- WORK ORDER:
Reproduce each entry below verbatim.

[[ DATA SUPPLIED open ]]

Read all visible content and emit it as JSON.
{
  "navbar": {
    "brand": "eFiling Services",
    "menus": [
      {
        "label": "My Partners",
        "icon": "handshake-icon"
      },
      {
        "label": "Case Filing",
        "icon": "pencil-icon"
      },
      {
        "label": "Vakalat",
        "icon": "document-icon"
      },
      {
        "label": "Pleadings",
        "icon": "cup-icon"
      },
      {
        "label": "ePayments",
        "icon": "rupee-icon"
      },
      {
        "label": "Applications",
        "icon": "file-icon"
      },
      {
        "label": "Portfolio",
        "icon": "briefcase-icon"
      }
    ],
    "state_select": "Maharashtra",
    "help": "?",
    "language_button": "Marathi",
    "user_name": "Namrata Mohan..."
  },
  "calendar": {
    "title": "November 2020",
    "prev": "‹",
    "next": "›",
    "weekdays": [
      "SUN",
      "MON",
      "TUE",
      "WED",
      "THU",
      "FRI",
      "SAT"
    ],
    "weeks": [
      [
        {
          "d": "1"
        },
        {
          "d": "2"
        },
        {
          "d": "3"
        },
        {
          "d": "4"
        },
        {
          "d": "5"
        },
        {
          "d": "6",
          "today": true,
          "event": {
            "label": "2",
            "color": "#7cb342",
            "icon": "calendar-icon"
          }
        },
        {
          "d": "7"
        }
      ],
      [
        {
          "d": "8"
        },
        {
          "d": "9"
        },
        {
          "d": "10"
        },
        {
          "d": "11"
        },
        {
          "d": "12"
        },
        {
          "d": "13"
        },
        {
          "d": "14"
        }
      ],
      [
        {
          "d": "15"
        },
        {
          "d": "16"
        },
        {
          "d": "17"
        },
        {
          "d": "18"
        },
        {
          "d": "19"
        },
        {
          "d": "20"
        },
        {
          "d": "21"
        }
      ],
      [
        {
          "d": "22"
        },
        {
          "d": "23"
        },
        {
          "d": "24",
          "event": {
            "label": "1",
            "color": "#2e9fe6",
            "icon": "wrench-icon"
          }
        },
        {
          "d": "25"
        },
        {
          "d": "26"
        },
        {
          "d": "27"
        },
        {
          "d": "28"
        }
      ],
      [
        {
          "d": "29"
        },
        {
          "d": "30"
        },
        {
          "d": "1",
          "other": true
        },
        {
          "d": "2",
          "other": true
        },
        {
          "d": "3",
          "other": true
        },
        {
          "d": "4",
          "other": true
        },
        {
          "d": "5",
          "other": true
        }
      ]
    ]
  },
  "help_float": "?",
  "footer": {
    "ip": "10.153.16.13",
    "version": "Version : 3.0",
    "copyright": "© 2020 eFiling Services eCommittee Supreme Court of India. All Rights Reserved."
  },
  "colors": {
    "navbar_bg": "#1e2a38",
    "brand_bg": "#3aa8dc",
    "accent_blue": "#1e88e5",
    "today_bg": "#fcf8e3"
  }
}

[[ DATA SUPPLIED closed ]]

- SOLUTION TO THE EXERCISE:
Read all visible content and emit it as JSON.
{
  "navbar": {
    "brand": "eFiling Services",
    "menus": [
      {
        "label": "My Partners",
        "icon": "handshake-icon"
      },
      {
        "label": "Case Filing",
        "icon": "pencil-icon"
      },
      {
        "label": "Vakalat",
        "icon": "document-icon"
      },
      {
        "label": "Pleadings",
        "icon": "cup-icon"
      },
      {
        "label": "ePayments",
        "icon": "rupee-icon"
      },
      {
        "label": "Applications",
        "icon": "file-icon"
      },
      {
        "label": "Portfolio",
        "icon": "briefcase-icon"
      }
    ],
    "state_select": "Maharashtra",
    "help": "?",
    "language_button": "Marathi",
    "user_name": "Namrata Mohan..."
  },
  "calendar": {
    "title": "November 2020",
    "prev": "‹",
    "next": "›",
    "weekdays": [
      "SUN",
      "MON",
      "TUE",
      "WED",
      "THU",
      "FRI",
      "SAT"
    ],
    "weeks": [
      [
        {
          "d": "1"
        },
        {
          "d": "2"
        },
        {
          "d": "3"
        },
        {
          "d": "4"
        },
        {
          "d": "5"
        },
        {
          "d": "6",
          "today": true,
          "event": {
            "label": "2",
            "color": "#7cb342",
            "icon": "calendar-icon"
          }
        },
        {
          "d": "7"
        }
      ],
      [
        {
          "d": "8"
        },
        {
          "d": "9"
        },
        {
          "d": "10"
        },
        {
          "d": "11"
        },
        {
          "d": "12"
        },
        {
          "d": "13"
        },
        {
          "d": "14"
        }
      ],
      [
        {
          "d": "15"
        },
        {
          "d": "16"
        },
        {
          "d": "17"
        },
        {
          "d": "18"
        },
        {
          "d": "19"
        },
        {
          "d": "20"
        },
        {
          "d": "21"
        }
      ],
      [
        {
          "d": "22"
        },
        {
          "d": "23"
        },
        {
          "d": "24",
          "event": {
            "label": "1",
            "color": "#2e9fe6",
            "icon": "wrench-icon"
          }
        },
        {
          "d": "25"
        },
        {
          "d": "26"
        },
        {
          "d": "27"
        },
        {
          "d": "28"
        }
      ],
      [
        {
          "d": "29"
        },
        {
          "d": "30"
        },
        {
          "d": "1",
          "other": true
        },
        {
          "d": "2",
          "other": true
        },
        {
          "d": "3",
          "other": true
        },
        {
          "d": "4",
          "other": true
        },
        {
          "d": "5",
          "other": true
        }
      ]
    ]
  },
  "help_float": "?",
  "footer": {
    "ip": "10.153.16.13",
    "version": "Version : 3.0",
    "copyright": "© 2020 eFiling Services eCommittee Supreme Court of India. All Rights Reserved."
  },
  "colors": {
    "navbar_bg": "#1e2a38",
    "brand_bg": "#3aa8dc",
    "accent_blue": "#1e88e5",
    "today_bg": "#fcf8e3"
  }
}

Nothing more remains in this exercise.